▶ _DATA SHOWN_:

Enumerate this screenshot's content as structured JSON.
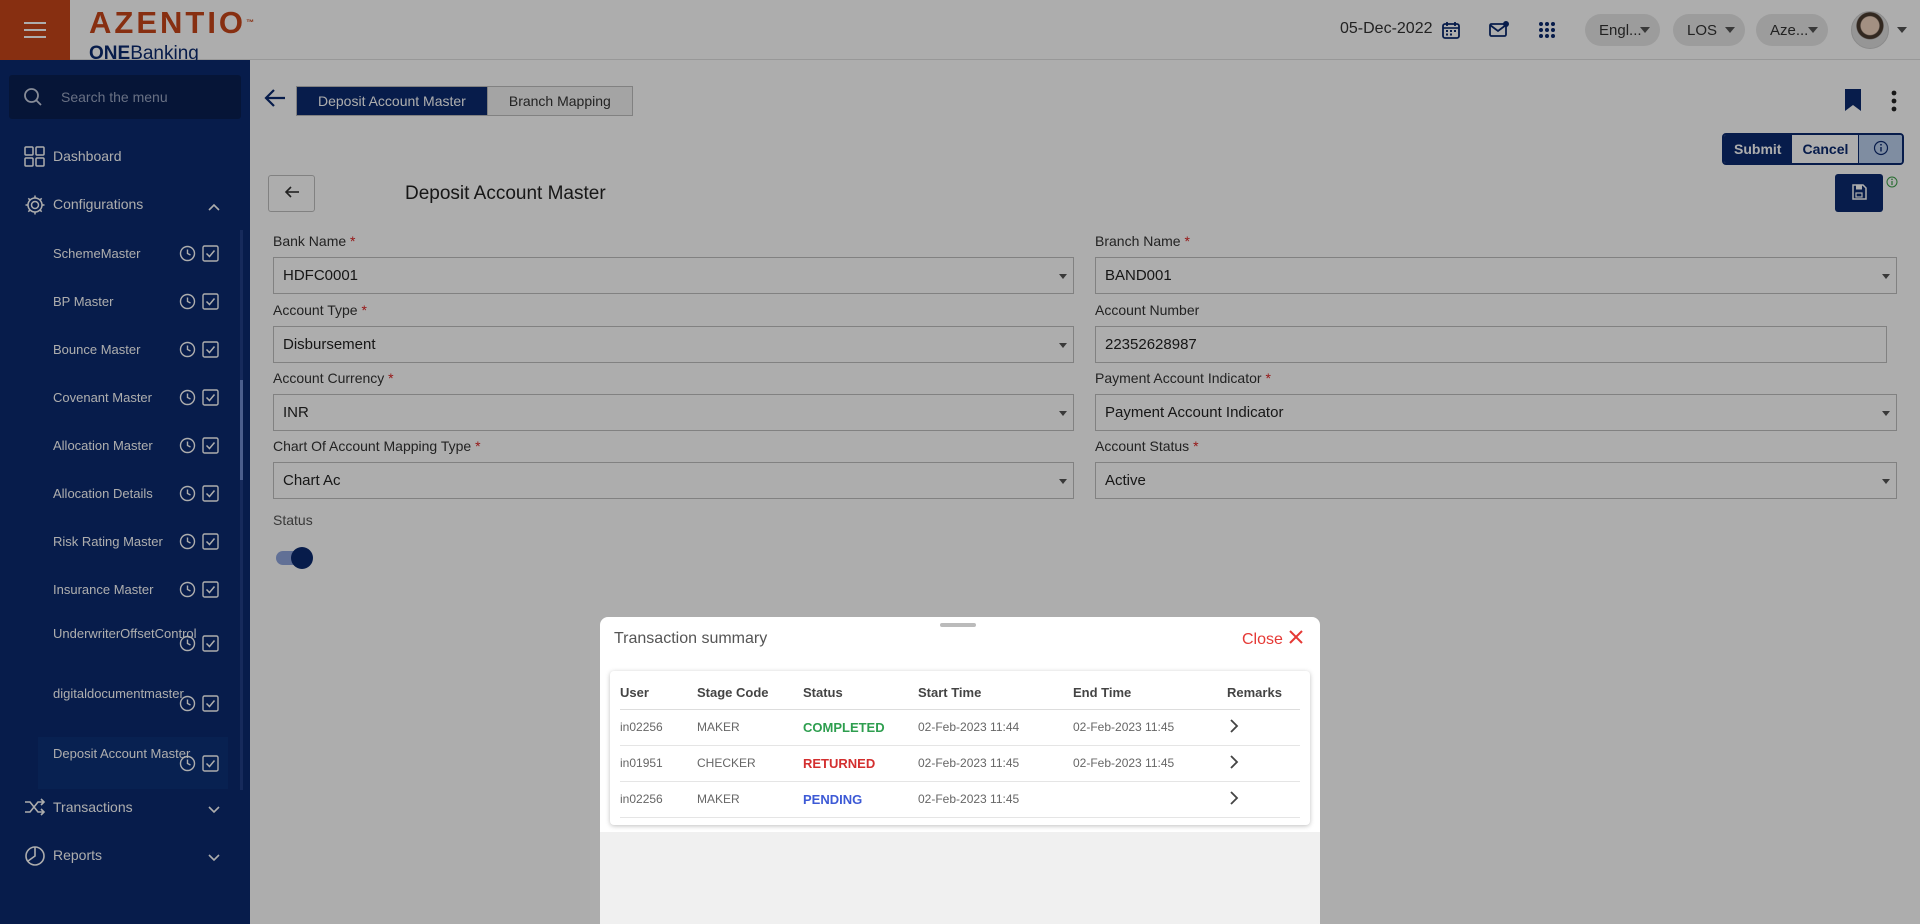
{
  "header": {
    "brand": "AZENTIO",
    "brand_tm": "™",
    "brand_sub_bold": "ONE",
    "brand_sub": "Banking",
    "date": "05-Dec-2022",
    "lang_pill": "Engl...",
    "module_pill": "LOS",
    "entity_pill": "Aze..."
  },
  "sidebar": {
    "search_placeholder": "Search the menu",
    "dashboard": "Dashboard",
    "configurations": "Configurations",
    "items": [
      {
        "label": "SchemeMaster"
      },
      {
        "label": "BP Master"
      },
      {
        "label": "Bounce Master"
      },
      {
        "label": "Covenant Master"
      },
      {
        "label": "Allocation Master"
      },
      {
        "label": "Allocation Details"
      },
      {
        "label": "Risk Rating Master"
      },
      {
        "label": "Insurance Master"
      },
      {
        "label": "UnderwriterOffsetControl"
      },
      {
        "label": "digitaldocumentmaster"
      },
      {
        "label": "Deposit Account Master"
      }
    ],
    "transactions": "Transactions",
    "reports": "Reports"
  },
  "tabs": [
    {
      "label": "Deposit Account Master",
      "active": true
    },
    {
      "label": "Branch Mapping",
      "active": false
    }
  ],
  "actions": {
    "submit": "Submit",
    "cancel": "Cancel"
  },
  "form": {
    "title": "Deposit Account Master",
    "bank_name": {
      "label": "Bank Name",
      "value": "HDFC0001"
    },
    "branch_name": {
      "label": "Branch Name",
      "value": "BAND001"
    },
    "account_type": {
      "label": "Account Type",
      "value": "Disbursement"
    },
    "account_number": {
      "label": "Account Number",
      "value": "22352628987"
    },
    "account_currency": {
      "label": "Account Currency",
      "value": "INR"
    },
    "payment_account_indicator": {
      "label": "Payment Account Indicator",
      "value": "Payment Account Indicator"
    },
    "coa_mapping_type": {
      "label": "Chart Of Account Mapping Type",
      "value": "Chart Ac"
    },
    "account_status": {
      "label": "Account Status",
      "value": "Active"
    },
    "required_mark": "*",
    "status_label": "Status",
    "status_on": true
  },
  "transaction_summary": {
    "title": "Transaction summary",
    "close": "Close",
    "columns": [
      "User",
      "Stage Code",
      "Status",
      "Start Time",
      "End Time",
      "Remarks"
    ],
    "rows": [
      {
        "user": "in02256",
        "stage": "MAKER",
        "status": "COMPLETED",
        "start": "02-Feb-2023 11:44",
        "end": "02-Feb-2023 11:45"
      },
      {
        "user": "in01951",
        "stage": "CHECKER",
        "status": "RETURNED",
        "start": "02-Feb-2023 11:45",
        "end": "02-Feb-2023 11:45"
      },
      {
        "user": "in02256",
        "stage": "MAKER",
        "status": "PENDING",
        "start": "02-Feb-2023 11:45",
        "end": ""
      }
    ]
  },
  "colors": {
    "brand_orange": "#c8461a",
    "navy": "#0b2a6f",
    "completed": "#2e9e4f",
    "returned": "#d32f2f",
    "pending": "#3d5ad6"
  }
}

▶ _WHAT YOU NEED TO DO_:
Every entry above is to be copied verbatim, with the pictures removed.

▶ _WRITTEN SOLUTION_:
Enumerate this screenshot's content as structured JSON.
{
  "header": {
    "brand": "AZENTIO",
    "brand_tm": "™",
    "brand_sub_bold": "ONE",
    "brand_sub": "Banking",
    "date": "05-Dec-2022",
    "lang_pill": "Engl...",
    "module_pill": "LOS",
    "entity_pill": "Aze..."
  },
  "sidebar": {
    "search_placeholder": "Search the menu",
    "dashboard": "Dashboard",
    "configurations": "Configurations",
    "items": [
      {
        "label": "SchemeMaster"
      },
      {
        "label": "BP Master"
      },
      {
        "label": "Bounce Master"
      },
      {
        "label": "Covenant Master"
      },
      {
        "label": "Allocation Master"
      },
      {
        "label": "Allocation Details"
      },
      {
        "label": "Risk Rating Master"
      },
      {
        "label": "Insurance Master"
      },
      {
        "label": "UnderwriterOffsetControl"
      },
      {
        "label": "digitaldocumentmaster"
      },
      {
        "label": "Deposit Account Master"
      }
    ],
    "transactions": "Transactions",
    "reports": "Reports"
  },
  "tabs": [
    {
      "label": "Deposit Account Master",
      "active": true
    },
    {
      "label": "Branch Mapping",
      "active": false
    }
  ],
  "actions": {
    "submit": "Submit",
    "cancel": "Cancel"
  },
  "form": {
    "title": "Deposit Account Master",
    "bank_name": {
      "label": "Bank Name",
      "value": "HDFC0001"
    },
    "branch_name": {
      "label": "Branch Name",
      "value": "BAND001"
    },
    "account_type": {
      "label": "Account Type",
      "value": "Disbursement"
    },
    "account_number": {
      "label": "Account Number",
      "value": "22352628987"
    },
    "account_currency": {
      "label": "Account Currency",
      "value": "INR"
    },
    "payment_account_indicator": {
      "label": "Payment Account Indicator",
      "value": "Payment Account Indicator"
    },
    "coa_mapping_type": {
      "label": "Chart Of Account Mapping Type",
      "value": "Chart Ac"
    },
    "account_status": {
      "label": "Account Status",
      "value": "Active"
    },
    "required_mark": "*",
    "status_label": "Status",
    "status_on": true
  },
  "transaction_summary": {
    "title": "Transaction summary",
    "close": "Close",
    "columns": [
      "User",
      "Stage Code",
      "Status",
      "Start Time",
      "End Time",
      "Remarks"
    ],
    "rows": [
      {
        "user": "in02256",
        "stage": "MAKER",
        "status": "COMPLETED",
        "start": "02-Feb-2023 11:44",
        "end": "02-Feb-2023 11:45"
      },
      {
        "user": "in01951",
        "stage": "CHECKER",
        "status": "RETURNED",
        "start": "02-Feb-2023 11:45",
        "end": "02-Feb-2023 11:45"
      },
      {
        "user": "in02256",
        "stage": "MAKER",
        "status": "PENDING",
        "start": "02-Feb-2023 11:45",
        "end": ""
      }
    ]
  },
  "colors": {
    "brand_orange": "#c8461a",
    "navy": "#0b2a6f",
    "completed": "#2e9e4f",
    "returned": "#d32f2f",
    "pending": "#3d5ad6"
  }
}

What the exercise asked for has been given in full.